Then there is the Sufi Group. I suspect that their jingles sound a lot like Shankar, Ehsan and Loy compositions and the models also seem to come from across the border. They also came up with a mini-movie, a hopelessly shortened version of which is run most of the time. Here is the complete ad:

The ad is the usual sappy story of a newlywed couple settling in Turkey and the bride out-cooking the Turks thanks to Sufi branded frozen food. Not expecting Citizen Kane, nevertheless my only gripe with the ad is that it is long and tortuous enough to incorporate all of the brand’s product portfolio: cooking oil, frozen food, washing soap, beauty soap, and heaven knows what else.

Combine all the most ‘happening’ faces right now in one ad, stir until homogenised and indistinguishable from the Shaan ad, serve 17 times a day – come on, can you guess which ad had this brief? Mezan Cooking Oil! Ahad Raza Mir, these days, is something of a heartthrob and so is Hareem Farooq – the ad makers decided this was enough and ripped off the Shan ad with gusto. Big meh – what a waste of talent.

All that aside, the most-discussed and revered ad these days in our household and social circle is one which features Fawad Khan. Oh, I hear you say – that could be one of thousands! OK, it shows Fawad Khan as a highly successful corporate type.

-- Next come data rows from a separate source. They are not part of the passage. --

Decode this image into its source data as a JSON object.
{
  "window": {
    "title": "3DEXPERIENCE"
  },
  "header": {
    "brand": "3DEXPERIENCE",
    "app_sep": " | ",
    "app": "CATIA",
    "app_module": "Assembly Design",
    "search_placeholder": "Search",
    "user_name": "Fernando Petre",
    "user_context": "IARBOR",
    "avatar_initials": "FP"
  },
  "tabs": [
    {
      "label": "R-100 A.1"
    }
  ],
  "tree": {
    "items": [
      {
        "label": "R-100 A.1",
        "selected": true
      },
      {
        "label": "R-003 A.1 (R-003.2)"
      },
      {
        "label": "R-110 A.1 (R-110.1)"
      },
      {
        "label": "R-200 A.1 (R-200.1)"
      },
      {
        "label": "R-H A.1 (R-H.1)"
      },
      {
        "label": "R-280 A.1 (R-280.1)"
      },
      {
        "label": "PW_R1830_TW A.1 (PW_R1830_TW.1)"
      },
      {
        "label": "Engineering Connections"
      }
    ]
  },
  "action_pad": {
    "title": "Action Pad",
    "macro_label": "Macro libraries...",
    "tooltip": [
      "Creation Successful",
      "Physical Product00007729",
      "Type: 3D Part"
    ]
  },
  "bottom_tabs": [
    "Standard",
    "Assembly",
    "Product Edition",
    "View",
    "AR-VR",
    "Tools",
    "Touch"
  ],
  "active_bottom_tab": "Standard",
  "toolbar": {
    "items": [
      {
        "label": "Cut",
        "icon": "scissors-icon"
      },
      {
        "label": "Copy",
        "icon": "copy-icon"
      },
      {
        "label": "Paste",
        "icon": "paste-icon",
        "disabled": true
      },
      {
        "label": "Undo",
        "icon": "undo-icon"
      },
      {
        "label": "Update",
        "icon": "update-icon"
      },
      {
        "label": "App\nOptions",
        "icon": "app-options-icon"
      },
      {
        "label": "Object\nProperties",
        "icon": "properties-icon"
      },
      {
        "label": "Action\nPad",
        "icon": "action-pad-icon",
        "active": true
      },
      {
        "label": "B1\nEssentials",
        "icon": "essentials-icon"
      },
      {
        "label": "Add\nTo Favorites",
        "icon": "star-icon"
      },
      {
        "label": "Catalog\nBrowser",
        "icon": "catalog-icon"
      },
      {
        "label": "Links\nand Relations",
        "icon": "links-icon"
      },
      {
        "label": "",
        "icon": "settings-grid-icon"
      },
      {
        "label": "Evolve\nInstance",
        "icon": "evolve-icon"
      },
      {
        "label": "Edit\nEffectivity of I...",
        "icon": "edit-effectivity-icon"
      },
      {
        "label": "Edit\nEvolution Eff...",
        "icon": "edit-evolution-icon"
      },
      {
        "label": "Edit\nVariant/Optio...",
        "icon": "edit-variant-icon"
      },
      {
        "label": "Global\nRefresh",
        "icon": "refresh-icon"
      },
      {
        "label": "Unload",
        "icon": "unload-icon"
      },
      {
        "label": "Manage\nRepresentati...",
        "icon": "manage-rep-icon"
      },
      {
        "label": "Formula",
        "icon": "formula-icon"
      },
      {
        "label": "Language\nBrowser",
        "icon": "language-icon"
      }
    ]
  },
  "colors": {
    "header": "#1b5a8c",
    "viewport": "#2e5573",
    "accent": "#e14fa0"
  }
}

So? Err... it features a cute young boy winning trophies.


Wait, wait – it shows a birthday party. It shows a fretting mother.

That is not helping?

Alright, it is this ad

That’s right – The ad has all our tropes – our copywriters seem to be stuck in the seventies, where office work was carried out via ‘files’ and decisions were taken based on ‘presentations’. However, the superb direction, amazing camera work, and a steadily building crescendo of a soundtrack help this ad stand out. Still, what ‘sells’ this ad for me is Fawad Khan himself, whose acting skills border on scary. He just knows how to work his face and eyes to add pathos to a situation, and makes one forget that he is acting. In this ad, when one witnesses his teary eyes staring at his son in an expression of unqualified apology, one can’t help but feel a lump in their throat. Though the ad doesn’t really give the audience an incentive to use the titular service for property trade, it doesn’t need to – the branding job has been accomplished superbly. It also helps that the ad carries a strong social message, and such messages are what we need to make our Eids and other festivals not only festive, but meaningful and worthwhile.

Talha bin Hamid is an accountant by day and an opinionated observer of pop culture, an avid reader, a gamer and an all-around nerd by night.